While these clouds contain enough energy to produce some life forms, the mass is not enough to create a nuclear reaction leading to the formation of a new star, is the explanation.The upper atmosphere of the clouds between the size of a planet and a star is composed of swirling gases. But their temperatures are low - almost as low as the earth's.

Such a star would be conducive for life forms. All life need not live only on terrestrial areas, after all. Lead author of the study Jack Yates, planetary scientist at the University of Edinburgh, told Science: "You don't necessarily need to have a terrestrial planet with a surface."

The team of experts examined a brown dwarf gas cloud called WISE 0855-0714, which is situated only seven light years from the earth. They seemed to base their concept on Carl Sagan's idea of "floating beings" living on the gassy planet, Jupiter. The US scientist, Sagan, had speculated that Jupiter would be inhabited by "enormous balloon-like lifeforms" floating the planet's hot gases.

Said the researchers: "We argue that an atmosphere sitting above a potentially uninhabitable planetary surface may be cool enough to sustain life.

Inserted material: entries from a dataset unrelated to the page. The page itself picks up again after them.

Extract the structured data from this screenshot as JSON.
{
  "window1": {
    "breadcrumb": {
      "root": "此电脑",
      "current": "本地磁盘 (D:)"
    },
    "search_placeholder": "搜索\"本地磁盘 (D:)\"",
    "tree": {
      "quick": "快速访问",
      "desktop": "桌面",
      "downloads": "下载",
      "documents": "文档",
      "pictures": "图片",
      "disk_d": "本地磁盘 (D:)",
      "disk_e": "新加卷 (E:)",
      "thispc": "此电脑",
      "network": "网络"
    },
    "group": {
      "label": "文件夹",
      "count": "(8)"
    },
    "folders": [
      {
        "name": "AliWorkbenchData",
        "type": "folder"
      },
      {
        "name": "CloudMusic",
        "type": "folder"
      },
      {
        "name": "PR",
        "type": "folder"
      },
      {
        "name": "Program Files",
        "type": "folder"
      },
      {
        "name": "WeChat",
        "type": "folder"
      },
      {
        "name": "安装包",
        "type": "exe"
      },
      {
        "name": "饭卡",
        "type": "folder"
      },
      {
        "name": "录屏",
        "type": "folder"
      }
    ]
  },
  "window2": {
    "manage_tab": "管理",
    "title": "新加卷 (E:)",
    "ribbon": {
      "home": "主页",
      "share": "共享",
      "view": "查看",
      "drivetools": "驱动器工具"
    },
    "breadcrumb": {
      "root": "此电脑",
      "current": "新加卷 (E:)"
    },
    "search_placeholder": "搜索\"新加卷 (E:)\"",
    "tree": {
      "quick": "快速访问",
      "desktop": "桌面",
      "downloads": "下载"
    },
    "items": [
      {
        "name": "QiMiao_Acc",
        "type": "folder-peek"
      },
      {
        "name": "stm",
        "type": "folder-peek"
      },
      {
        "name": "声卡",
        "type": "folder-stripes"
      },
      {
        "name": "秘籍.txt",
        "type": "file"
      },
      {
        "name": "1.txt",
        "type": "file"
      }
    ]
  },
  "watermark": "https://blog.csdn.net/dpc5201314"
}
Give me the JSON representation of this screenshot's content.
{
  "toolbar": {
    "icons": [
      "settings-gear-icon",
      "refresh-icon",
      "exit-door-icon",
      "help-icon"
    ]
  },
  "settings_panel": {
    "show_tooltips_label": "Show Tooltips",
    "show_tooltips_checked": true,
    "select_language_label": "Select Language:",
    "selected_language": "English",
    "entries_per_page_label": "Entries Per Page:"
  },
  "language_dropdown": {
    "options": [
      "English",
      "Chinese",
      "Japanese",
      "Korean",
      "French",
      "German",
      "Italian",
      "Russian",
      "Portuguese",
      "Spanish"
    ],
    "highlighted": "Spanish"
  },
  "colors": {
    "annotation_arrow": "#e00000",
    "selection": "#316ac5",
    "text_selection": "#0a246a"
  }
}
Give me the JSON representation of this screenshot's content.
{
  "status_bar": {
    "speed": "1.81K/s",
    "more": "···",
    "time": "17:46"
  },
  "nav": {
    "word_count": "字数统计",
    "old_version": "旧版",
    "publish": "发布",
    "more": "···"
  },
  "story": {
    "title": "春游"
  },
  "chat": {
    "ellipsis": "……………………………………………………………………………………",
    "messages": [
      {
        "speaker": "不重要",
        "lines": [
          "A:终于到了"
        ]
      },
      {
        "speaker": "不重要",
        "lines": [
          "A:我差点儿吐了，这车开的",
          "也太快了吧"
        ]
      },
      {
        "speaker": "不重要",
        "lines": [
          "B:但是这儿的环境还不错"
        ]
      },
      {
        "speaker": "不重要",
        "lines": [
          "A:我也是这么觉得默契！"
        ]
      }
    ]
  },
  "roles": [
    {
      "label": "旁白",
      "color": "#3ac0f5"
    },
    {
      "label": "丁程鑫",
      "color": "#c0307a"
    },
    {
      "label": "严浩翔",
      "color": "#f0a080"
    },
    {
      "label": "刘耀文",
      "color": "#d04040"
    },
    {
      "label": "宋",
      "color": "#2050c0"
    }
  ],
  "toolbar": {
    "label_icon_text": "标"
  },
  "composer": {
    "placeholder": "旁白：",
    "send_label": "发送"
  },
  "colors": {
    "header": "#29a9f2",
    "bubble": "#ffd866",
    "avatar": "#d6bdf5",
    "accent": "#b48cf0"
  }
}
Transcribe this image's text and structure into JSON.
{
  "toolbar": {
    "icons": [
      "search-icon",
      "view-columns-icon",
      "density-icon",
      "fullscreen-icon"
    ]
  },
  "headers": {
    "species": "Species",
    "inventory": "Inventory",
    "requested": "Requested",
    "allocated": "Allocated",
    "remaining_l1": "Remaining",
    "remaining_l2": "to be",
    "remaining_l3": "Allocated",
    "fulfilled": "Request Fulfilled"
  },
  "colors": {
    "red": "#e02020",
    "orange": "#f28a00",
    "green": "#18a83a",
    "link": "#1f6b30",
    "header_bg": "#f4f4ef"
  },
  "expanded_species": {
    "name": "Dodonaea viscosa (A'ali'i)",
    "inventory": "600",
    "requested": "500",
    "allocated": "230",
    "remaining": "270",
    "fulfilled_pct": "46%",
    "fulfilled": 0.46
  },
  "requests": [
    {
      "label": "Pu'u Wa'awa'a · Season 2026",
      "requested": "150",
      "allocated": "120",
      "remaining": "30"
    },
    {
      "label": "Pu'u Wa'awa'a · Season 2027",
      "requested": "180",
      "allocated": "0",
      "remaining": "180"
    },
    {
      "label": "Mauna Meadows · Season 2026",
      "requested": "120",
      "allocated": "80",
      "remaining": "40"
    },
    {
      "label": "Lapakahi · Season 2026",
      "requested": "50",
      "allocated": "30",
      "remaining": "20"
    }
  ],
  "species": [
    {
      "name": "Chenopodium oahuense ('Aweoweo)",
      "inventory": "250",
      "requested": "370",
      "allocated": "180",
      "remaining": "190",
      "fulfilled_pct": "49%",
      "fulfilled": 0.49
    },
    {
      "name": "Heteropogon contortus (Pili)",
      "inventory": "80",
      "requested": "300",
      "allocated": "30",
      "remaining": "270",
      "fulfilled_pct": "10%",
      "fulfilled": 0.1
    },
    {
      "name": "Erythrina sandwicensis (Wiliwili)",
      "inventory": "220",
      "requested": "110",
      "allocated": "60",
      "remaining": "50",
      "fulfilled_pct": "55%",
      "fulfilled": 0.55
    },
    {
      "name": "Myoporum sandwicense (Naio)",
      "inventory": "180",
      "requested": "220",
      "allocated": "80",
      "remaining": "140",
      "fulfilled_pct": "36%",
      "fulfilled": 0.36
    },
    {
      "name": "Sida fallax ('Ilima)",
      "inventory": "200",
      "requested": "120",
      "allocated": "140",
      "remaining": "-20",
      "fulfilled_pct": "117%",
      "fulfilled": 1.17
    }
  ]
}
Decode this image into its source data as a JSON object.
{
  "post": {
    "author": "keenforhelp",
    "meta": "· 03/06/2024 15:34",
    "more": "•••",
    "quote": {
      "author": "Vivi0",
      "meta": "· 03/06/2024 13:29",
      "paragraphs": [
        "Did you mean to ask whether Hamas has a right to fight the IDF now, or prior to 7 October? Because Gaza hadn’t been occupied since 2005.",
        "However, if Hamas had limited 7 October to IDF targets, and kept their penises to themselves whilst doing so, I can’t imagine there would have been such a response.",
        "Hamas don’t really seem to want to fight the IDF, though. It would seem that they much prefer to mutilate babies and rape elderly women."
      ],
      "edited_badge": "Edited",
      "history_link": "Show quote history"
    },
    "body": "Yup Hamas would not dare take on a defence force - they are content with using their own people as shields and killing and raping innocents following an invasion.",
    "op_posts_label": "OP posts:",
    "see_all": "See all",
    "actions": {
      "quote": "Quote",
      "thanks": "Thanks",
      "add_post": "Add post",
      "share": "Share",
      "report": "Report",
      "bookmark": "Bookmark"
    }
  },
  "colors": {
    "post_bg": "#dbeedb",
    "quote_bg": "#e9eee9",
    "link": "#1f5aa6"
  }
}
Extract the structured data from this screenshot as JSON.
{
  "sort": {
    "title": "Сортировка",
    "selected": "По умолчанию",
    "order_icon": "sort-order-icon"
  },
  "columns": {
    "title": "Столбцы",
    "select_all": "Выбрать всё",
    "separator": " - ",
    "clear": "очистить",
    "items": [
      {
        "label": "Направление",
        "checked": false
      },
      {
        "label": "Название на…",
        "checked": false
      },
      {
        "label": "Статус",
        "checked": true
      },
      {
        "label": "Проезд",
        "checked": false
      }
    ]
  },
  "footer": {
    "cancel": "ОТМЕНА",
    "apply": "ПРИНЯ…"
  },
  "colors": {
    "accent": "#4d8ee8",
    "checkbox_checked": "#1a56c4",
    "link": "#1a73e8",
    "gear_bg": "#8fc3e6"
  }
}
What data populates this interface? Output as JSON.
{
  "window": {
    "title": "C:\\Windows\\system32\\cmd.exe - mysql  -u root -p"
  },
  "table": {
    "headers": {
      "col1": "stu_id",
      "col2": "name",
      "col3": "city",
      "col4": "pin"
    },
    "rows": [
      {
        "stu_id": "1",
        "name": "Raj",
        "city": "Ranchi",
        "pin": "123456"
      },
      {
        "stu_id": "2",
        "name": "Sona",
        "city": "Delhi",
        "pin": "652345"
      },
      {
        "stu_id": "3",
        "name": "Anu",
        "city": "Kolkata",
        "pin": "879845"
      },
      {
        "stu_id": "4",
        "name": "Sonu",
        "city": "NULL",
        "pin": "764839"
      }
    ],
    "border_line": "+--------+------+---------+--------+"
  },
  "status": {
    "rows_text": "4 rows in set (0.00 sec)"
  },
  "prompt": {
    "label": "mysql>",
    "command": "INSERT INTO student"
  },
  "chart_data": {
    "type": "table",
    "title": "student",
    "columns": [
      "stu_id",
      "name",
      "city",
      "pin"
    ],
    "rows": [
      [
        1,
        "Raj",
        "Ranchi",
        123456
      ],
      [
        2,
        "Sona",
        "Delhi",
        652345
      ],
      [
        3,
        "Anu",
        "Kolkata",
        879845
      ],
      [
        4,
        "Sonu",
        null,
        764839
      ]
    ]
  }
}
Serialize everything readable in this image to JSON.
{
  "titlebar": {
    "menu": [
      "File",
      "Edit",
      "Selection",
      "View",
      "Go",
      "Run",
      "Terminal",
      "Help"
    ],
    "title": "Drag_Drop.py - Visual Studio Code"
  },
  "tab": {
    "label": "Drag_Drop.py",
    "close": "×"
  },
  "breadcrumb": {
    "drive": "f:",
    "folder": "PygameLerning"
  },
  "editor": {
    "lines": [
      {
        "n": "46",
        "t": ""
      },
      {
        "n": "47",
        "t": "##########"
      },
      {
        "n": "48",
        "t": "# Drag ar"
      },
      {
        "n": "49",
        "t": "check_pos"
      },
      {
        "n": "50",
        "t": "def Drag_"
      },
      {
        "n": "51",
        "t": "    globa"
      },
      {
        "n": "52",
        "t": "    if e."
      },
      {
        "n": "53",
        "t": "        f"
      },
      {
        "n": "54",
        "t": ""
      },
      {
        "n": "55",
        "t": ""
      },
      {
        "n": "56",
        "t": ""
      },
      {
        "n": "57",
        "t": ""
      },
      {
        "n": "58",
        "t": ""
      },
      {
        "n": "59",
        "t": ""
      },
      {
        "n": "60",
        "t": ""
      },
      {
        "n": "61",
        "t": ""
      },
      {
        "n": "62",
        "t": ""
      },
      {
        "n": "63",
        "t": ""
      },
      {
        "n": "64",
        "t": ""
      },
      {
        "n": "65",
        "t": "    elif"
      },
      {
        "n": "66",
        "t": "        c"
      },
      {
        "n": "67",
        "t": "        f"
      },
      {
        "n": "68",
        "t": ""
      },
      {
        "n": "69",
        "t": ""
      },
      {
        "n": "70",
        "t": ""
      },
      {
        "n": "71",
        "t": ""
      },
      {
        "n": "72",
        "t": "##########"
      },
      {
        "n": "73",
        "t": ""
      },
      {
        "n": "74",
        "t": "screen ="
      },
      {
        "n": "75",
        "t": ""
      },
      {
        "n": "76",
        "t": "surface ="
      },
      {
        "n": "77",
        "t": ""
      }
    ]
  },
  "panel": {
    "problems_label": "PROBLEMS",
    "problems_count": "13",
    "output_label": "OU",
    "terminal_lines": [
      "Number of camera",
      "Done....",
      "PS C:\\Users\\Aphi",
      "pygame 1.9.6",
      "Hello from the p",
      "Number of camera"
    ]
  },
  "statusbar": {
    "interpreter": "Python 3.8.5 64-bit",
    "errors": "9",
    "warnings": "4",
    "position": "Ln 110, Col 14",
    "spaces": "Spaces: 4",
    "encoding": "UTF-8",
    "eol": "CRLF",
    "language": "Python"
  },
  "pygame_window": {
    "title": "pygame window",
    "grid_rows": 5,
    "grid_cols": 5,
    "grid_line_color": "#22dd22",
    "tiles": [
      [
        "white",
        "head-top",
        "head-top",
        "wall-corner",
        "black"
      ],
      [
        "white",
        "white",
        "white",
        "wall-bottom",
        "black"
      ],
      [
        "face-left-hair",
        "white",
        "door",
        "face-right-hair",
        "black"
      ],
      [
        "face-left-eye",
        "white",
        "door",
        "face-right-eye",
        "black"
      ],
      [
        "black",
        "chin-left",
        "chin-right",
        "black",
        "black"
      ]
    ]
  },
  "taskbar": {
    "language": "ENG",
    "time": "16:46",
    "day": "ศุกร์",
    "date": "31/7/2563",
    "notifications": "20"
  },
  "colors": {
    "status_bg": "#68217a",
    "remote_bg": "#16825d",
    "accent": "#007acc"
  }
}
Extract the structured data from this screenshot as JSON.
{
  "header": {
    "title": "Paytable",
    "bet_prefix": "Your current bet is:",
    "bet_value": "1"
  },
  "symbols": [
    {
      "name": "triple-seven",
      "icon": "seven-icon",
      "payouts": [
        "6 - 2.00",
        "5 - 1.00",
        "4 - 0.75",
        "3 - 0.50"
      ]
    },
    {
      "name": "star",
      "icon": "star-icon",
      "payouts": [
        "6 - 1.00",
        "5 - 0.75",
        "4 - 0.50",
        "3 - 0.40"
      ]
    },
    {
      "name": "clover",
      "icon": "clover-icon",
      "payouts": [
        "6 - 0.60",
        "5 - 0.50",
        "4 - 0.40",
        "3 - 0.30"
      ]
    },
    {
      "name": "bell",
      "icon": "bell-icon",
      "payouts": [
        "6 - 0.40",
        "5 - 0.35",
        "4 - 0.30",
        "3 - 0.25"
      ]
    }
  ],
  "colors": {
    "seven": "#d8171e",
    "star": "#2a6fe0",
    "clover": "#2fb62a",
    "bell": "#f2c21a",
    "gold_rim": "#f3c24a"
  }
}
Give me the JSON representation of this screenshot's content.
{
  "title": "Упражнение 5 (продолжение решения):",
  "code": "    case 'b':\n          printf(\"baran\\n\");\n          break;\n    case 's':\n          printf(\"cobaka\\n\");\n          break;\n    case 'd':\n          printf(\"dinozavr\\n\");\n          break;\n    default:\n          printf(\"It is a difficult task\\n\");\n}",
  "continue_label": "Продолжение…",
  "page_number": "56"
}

By doing this, we define an atmospheric habitable zone (AHZ)."

The clouds contain the ingredients for life that are found on earth, including carbon, hydrogen, nitrogen, and oxygen. However, these life forms might be microbial life forms, after all.

But UK astrobiologist Duncan Forgan from the University of St Andrews, who was not a part of the study, says a number of questions have not been answered.

"Having little microbes that float in and out of a brown dwarf atmosphere is great," he said. "But you've got to get them there first...It really opens up the field in terms of the number of objects that we might then think, well, these are habitable regions."